Martin Kremenstein: There are a couple of things. First of all the ETF wrapper has been the fastest growing wrapper now for the past few years. We tend to see innovation happen in growth areas. It’s also because of the tendency for issuers to put out new strategies, techniques, asset classes with an ETF is natural fit that if someone is looking to get into the ESG space, they would want to try and to it in an ETF. Finally, I think the fact that ETFs are nearly all index based, and certainly most of the assets are indexed, you can sell an index strategy based on its methodology and framework and you don’t necessarily need to wait for a track record. When it comes down to active strategies, people want to see two or two three years of track record. So it’s easy to build up a business with the ETF wrapper, or it can be quicker. So that’s why I think we’ve seen issuers kind of start to come to the ETF market with ESG strategies.

Shawn McNinch: Finally, what should investors be thinking about when evaluating different ESG investments?

Martin Kremenstein: I think there are a couple of things investors should really be thinking about. The first one is who is providing the product? Do they have a track record in ESG or are they just kind of jumping on the bandwagon because it seems to be the hot thing at the moment? There are a lot of providers that have actually been in this space for a long, long time, and they have deep research teams and expertise.

I think the second thing is they need to understand is how it’s going to fit in with the rest of their asset allocation. If they are just buying one off ESG products, what’s that going to do to the rest of their portfolio? Are they going to have concentrations, overweights or underweights? And so they need to think about if it is going to be the core part of the portfolio, a sleeve of the portfolio, or is it going to be an overlay with which they can actually run the whole portfolio and manage it that way?

Shawn McNinch: Well, thank you, Martin for sharing your insights on ESG as a way to achieve positive long term returns for investors, as well as to provide a positive impact to society. Thank you very much.

Martin Kremenstein: Thank you very much.

The positions expressed in this material are those of the author as of January 4, 2017 and may or may not be consistent with the views of Brown Brothers Harriman & Co. and its subsidiaries and affiliates (“BBH”), and are intended for informational purposes only. Furthermore, these positions are not intended to predict or guarantee the future performance of any currencies or markets.

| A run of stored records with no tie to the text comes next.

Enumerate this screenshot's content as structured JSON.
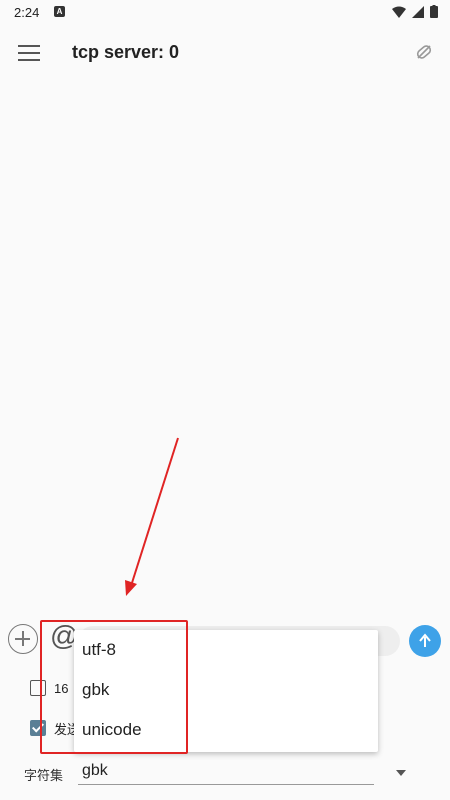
{
  "status_bar": {
    "time": "2:24",
    "notif_letter": "A"
  },
  "app_bar": {
    "title": "tcp server: 0",
    "menu_icon": "hamburger-menu-icon",
    "link_icon": "link-off-icon"
  },
  "input_row": {
    "at_symbol": "@"
  },
  "options": {
    "hex_label_partial": "16",
    "send_label_partial": "发送"
  },
  "charset": {
    "label": "字符集",
    "selected": "gbk"
  },
  "dropdown": {
    "items": [
      "utf-8",
      "gbk",
      "unicode"
    ]
  },
  "colors": {
    "send_button": "#3ea2e8",
    "highlight": "#e02424",
    "checkbox_checked": "#5a7f95"
  }
}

This material should not be construed as research or as investment, legal or tax advice, nor should it be considered information sufficient upon which to base an investment decision.